Twenty-five men and forty-three women were interviewed for the collection. Many were young, as the average age of the interviewees was twenty-nine. Each interviewee was asked a specific set of questions, beginning with their background information. Many respondents self-identified as Pakistani, Arab-American, Indian, Afghani, Bengali, Egyptian, Palestinian, Lebanese, Iranian-American, or Syrian. Most respondents stated their religious affiliation was Muslim, although others identified themselves as Catholics, Hindus, Druids, and atheists. After going through the background information, the interviewer asked the respondents about their experience on 9/11, including where they were when the attacks happened, how they reacted, and how they felt when the terrorists were identified as Muslim.
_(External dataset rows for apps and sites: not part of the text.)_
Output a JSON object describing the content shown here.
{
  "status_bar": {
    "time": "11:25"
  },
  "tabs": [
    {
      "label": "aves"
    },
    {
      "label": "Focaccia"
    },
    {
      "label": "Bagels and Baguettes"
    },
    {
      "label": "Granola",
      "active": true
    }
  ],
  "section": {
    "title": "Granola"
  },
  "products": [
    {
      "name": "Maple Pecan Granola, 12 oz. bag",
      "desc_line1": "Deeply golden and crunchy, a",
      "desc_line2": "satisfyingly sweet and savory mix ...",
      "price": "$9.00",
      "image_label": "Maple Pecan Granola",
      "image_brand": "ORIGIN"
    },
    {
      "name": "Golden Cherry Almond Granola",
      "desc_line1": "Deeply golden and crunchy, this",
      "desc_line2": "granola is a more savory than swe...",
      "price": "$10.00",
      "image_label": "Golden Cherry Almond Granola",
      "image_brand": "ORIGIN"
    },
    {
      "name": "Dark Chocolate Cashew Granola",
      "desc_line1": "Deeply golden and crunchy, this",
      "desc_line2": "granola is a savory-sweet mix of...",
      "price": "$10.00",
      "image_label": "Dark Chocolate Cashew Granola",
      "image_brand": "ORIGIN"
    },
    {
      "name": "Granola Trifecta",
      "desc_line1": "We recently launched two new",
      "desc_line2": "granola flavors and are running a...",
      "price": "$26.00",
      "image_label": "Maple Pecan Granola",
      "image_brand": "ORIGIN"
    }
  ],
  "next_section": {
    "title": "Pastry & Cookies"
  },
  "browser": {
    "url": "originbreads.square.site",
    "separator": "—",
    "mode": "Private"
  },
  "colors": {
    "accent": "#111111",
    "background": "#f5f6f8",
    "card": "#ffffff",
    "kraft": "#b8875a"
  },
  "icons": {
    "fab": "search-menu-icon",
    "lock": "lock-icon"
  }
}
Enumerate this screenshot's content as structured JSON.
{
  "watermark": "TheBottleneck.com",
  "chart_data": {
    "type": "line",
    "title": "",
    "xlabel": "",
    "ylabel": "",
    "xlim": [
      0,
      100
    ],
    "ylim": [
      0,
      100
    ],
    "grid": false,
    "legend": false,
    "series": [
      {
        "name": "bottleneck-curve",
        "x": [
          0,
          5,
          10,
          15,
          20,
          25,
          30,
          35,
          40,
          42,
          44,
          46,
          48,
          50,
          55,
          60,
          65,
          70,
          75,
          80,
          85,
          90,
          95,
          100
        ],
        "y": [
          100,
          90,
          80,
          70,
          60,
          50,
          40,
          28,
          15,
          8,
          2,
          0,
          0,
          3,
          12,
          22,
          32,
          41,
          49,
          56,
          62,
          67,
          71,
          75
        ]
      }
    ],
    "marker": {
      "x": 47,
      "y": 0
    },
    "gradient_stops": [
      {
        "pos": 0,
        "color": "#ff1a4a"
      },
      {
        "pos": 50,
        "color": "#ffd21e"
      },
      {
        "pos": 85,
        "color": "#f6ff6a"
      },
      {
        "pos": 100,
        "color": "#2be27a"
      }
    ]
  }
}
Respondents were then questioned as to whether their feelings towards the United States had changed, if they had experienced variations in their levels of political awareness since 9/11, and if they feel a sense of belonging in the United States. Many respondents felt that there was a change in the treatment of Middle Easterners after the attacks, and some respondents personally experienced backlash.

Interviewees were also asked if they felt that Middle Eastern organizations supported them by adequately addressing the changing attitudes towards the Middle Eastern community in the US after 9/11, and if they had joined any of those organizations. The interviewer asked each respondent how they think members of their communities can work to improve relations between various ethnic and religious groups, and many thought that education, dialogue, and outreach would be helpful. One of the final questions the interviewees were asked was how the United States can resolve the problem of terrorism directed against it, and some of the responses included: having the federal government promote, create, and maintain isolationist foreign policies; re-assesing America’s policies concerning the Middle East, especially those regarding Israel and Palestine; increasing America’s awareness of problems facing the global community; and gaining an understanding of how American policies are perceived around the world.

Nested within the Organizations collection, the MEMEAC interviews would be of interest to those studying the experiences of the ethnic Middle Eastern community in the early twenty-first century; the work of Middle Eastern organizations and Middle Easterners’ perceptions of those organizations; and profiling at airports in the wake of increased security measures. The Middle East and Middle Eastern American Center website provides insight into the Center’s mission, goals, resources, scholastic programs, and more.